The Inter-American Development Bank (IDB) has expressed deep concern over Latin America’s shrinking export volume, blaming the decline on decreasing competitiveness.
The value of goods export from Latin America grew 9.7 % in the first quarter of 2018 compared to the same quarter in the previous year, but the volume of exports was found declining by 3%. Moreover, the recent growth in exports was driven largely by the increases in the prices of commodities such as oil and copper.
This ‘speaks to the region’s loss of market share due to declining competitiveness’, the bank has stated. According to the report, low productivity and high trade costs are affecting the export performance of the region.
It is estimated that the region’s competitiveness dropped by 7.4 percentage points between 2011 and 2016, while exports decreased by a stunning 22%.
“In a global context of growing uncertainty and low regional competitiveness, Latin America and the Caribbean urgently need to prioritize a policy agenda that will enable a leap in the quality of their exports,” said Paolo Giordano, principal economist at the IDB’s Integration and Trade Sector, who coordinated the report. “More sophisticated exports will help support the current trade recovery and lay the foundations for greater growth in the future.”
The IDB has urged countries in the region to leverage the potential for regional integration and develop what it calls ‘complex value chains’ to boost export.

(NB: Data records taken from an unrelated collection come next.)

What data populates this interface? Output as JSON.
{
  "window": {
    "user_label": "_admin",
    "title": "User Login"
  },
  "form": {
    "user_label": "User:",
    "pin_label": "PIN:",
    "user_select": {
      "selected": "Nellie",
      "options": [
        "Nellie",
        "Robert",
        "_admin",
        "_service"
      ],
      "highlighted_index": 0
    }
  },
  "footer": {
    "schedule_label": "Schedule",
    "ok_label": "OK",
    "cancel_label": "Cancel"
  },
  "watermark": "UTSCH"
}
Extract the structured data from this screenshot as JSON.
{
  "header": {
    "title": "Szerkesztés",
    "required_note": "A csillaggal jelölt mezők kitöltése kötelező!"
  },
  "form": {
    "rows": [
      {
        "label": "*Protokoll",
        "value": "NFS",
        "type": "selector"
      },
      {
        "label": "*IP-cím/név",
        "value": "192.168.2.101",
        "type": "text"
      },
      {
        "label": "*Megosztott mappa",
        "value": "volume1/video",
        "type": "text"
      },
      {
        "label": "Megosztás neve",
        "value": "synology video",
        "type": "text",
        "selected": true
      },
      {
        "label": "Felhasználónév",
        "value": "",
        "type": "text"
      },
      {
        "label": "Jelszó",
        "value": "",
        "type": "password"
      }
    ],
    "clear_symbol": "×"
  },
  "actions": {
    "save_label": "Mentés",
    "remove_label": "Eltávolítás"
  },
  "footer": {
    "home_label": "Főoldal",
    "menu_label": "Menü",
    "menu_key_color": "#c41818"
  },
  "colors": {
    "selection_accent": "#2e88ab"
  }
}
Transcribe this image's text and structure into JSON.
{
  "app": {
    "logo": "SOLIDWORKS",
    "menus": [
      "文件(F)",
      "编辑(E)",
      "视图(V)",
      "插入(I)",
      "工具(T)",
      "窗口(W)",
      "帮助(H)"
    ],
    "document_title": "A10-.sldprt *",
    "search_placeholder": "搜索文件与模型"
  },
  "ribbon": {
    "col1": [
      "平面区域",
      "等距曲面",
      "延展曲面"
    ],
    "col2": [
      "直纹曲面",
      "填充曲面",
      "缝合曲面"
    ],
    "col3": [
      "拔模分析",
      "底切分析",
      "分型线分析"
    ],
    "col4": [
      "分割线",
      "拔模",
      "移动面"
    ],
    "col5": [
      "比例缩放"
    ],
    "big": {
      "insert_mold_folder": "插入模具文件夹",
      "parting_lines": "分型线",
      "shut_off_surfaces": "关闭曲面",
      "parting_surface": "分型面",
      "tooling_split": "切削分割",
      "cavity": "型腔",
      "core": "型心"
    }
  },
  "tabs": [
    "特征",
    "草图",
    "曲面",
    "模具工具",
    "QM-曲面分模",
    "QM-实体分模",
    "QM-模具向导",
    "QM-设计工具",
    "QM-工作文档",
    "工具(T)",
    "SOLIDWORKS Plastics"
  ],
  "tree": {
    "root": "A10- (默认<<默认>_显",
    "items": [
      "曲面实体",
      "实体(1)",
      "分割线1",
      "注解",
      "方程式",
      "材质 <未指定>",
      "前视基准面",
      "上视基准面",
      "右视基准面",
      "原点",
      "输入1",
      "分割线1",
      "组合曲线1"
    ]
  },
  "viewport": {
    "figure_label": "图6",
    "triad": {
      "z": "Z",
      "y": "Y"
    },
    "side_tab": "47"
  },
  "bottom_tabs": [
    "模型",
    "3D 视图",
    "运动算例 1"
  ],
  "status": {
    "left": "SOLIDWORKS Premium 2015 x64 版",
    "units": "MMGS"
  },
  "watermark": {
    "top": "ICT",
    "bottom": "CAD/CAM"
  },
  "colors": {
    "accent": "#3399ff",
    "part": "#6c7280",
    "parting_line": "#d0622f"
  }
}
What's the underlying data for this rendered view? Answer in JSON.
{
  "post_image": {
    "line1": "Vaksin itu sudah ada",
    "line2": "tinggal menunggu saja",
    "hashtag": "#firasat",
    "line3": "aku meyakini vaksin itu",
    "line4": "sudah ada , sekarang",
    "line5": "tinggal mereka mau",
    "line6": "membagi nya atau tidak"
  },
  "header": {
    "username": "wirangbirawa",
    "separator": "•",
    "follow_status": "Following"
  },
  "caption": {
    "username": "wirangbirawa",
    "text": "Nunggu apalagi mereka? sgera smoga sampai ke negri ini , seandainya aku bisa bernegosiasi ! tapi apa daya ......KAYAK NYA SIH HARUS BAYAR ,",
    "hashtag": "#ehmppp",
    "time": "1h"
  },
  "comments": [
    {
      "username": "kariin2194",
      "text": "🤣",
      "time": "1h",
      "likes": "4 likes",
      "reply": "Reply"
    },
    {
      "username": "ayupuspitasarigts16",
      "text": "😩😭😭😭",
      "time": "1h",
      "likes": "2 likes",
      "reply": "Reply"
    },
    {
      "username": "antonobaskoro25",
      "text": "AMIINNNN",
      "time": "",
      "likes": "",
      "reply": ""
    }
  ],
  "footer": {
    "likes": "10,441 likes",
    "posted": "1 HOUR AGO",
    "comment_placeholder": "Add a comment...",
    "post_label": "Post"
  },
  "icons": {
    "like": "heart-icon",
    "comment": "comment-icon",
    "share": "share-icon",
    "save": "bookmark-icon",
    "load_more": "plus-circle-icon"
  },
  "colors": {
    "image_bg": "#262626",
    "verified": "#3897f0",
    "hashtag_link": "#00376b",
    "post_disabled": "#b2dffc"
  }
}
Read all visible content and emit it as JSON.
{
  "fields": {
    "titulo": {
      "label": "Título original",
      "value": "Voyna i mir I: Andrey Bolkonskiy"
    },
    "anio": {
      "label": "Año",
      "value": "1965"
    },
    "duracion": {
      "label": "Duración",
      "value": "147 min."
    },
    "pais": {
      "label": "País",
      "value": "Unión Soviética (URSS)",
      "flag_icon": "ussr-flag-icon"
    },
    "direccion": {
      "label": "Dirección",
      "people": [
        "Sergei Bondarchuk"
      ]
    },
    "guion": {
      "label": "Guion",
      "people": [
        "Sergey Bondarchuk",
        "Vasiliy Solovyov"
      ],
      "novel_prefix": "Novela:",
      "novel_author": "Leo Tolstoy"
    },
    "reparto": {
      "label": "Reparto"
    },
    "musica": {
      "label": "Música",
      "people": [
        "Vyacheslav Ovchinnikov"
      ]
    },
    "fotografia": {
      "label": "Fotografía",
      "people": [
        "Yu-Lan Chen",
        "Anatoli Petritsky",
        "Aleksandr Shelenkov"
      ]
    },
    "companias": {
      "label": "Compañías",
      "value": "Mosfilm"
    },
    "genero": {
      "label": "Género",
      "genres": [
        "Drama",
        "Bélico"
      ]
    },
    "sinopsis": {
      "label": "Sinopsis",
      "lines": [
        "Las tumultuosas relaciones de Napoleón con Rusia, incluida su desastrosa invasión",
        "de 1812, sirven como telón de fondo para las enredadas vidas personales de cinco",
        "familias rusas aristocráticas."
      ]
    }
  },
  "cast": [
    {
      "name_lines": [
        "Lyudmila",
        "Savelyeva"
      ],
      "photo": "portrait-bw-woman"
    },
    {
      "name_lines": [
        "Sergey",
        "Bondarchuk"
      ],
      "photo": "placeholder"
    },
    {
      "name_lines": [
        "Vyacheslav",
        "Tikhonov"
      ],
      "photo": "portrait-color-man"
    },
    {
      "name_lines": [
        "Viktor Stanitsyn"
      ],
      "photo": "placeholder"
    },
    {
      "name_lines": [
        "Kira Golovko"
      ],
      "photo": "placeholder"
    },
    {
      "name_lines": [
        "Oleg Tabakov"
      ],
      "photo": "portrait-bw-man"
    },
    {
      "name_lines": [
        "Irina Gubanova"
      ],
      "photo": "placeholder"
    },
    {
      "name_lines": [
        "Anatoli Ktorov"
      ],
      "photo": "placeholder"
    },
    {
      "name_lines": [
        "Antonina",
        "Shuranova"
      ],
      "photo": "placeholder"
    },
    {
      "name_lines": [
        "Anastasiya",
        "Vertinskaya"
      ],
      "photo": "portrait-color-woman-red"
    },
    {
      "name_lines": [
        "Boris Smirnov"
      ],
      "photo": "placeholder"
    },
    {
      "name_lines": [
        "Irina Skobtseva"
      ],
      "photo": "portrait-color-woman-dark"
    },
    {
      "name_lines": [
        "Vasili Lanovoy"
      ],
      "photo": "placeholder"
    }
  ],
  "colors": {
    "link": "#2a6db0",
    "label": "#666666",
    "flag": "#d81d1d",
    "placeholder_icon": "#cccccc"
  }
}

“Strengthening higher-quality trade flows and regional value chains would not only benefit the export diversification and sophistication of exports, it would also help improve the competitiveness of the region’s economies in the global market,” the bank added.